Bell’s palsy is a facial nerve disorder that can cause partial paralysis in the face and affects an estimated 40,000 people each year. Although this nerve disorder is usually temporary, it can have a devastating impact on those suffering from the condition. This disorder can occur when the 7th cranial nerve is damaged, affecting facial movement on one side of the face. Understanding the possible causes and symptoms can help those inflicted seek medical treatment quicker.
Possible Causes of Bell’s Palsy
There is not a specific cause of Bell’s palsy, but there are several precursors that seem to be linked to this nerve disorder. Several viral infections have been associated with Bell’s palsy, including Lyme disease, herpes simplex and influenza. Other possible health issues that may have an impact include stress, high blood pressure, diabetes and sarcoidosis. An injury to the facial nerve caused by trauma may also lead to Bell’s palsy.
Early Symptoms of Bell’s Palsy
In most cases, Bell’s palsy will only affect one side of the face. The magnitude of symptoms vary from a slight weakness in the facial muscles to paralysis. Some of the first symptoms that may be apparent include:
- Dryness or excessive tearing of the eye
- Corner of the mouth drooping
- Loss of taste
- Pain by the ear or jaw
- Drooping eyelid
- Difficulty speaking, eating or chewing
In most cases, the symptoms of Bell’s palsy peak at 48 hours, then begin to dissipate over the following weeks and months. Medications and therapy can be helpful for a quicker recovery. If facial paralysis persists, there are options to help normalize facial function and appearance. A facial plastic surgeon can offer treatment options, surgical and non-surgical, to help correct symmetry and facial muscle function.
Counteracting Bell’s Palsy Facial Paralysis

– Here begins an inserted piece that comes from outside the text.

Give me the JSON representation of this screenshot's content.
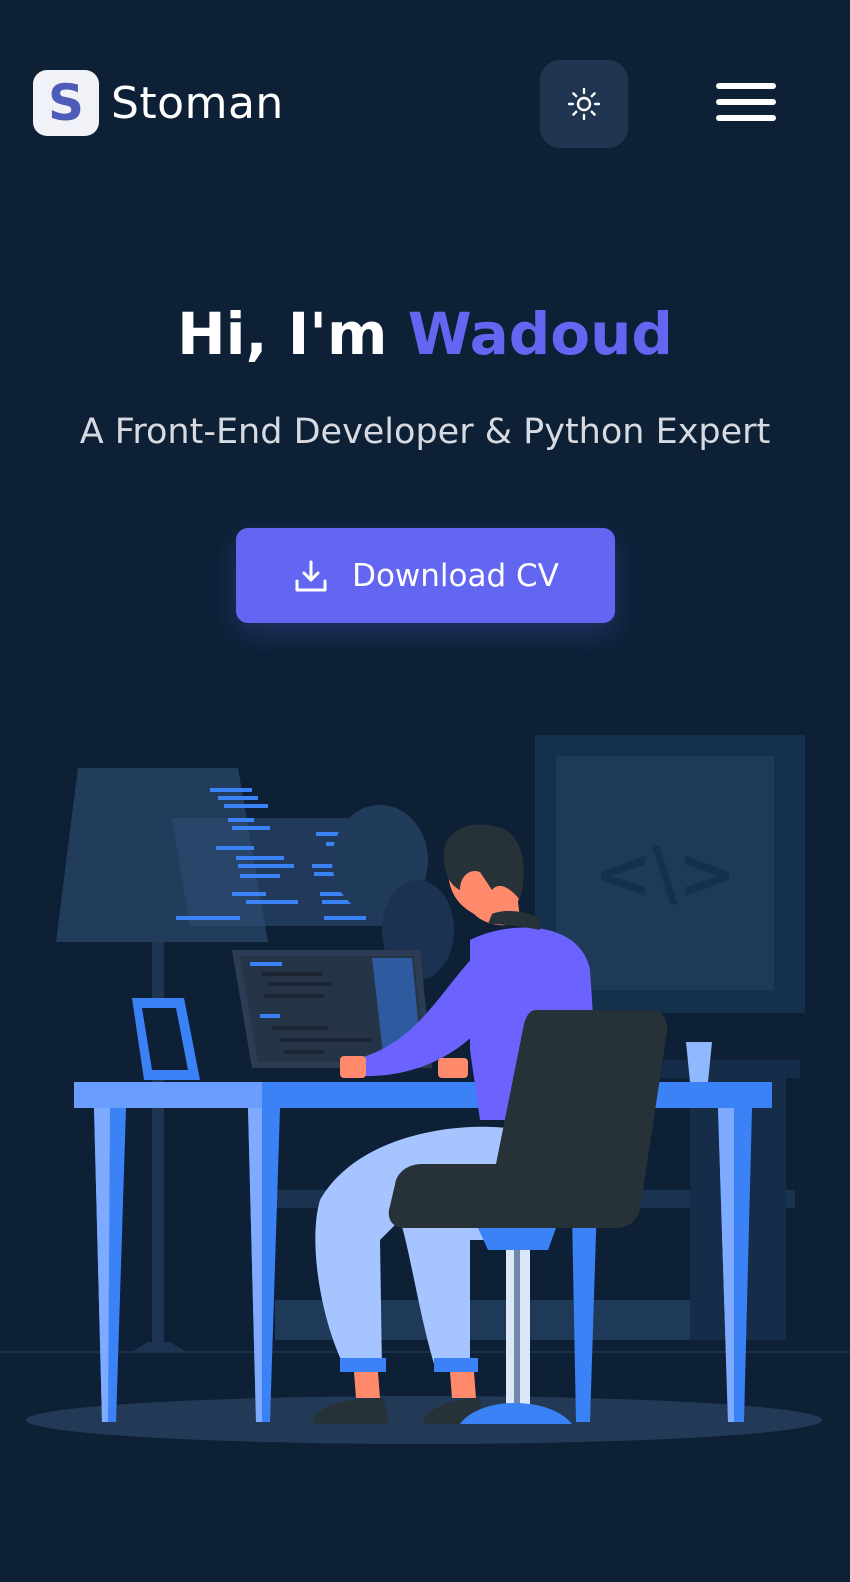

In severe cases of Bell’s palsy, the patient may be left with some noticeable changes to facial function. One eyelid may not close easily or a corner of the mouth may droop. If lasting effects are causing functional or aesthetic issues, Dr. Rosenberg can offer treatments or surgical procedures to help regain form and function to the affected facial areas. This can include eyelid weight surgery to help the eyelid close, a surgical lip lift or Botox injections, depending on the patient and areas impacted.
If you have lingering facial paralysis from Bell’s palsy, contact Dr. Rosenberg for a consultation to discuss treatment options. We have offices in NYC and Upper East Side for your convenience.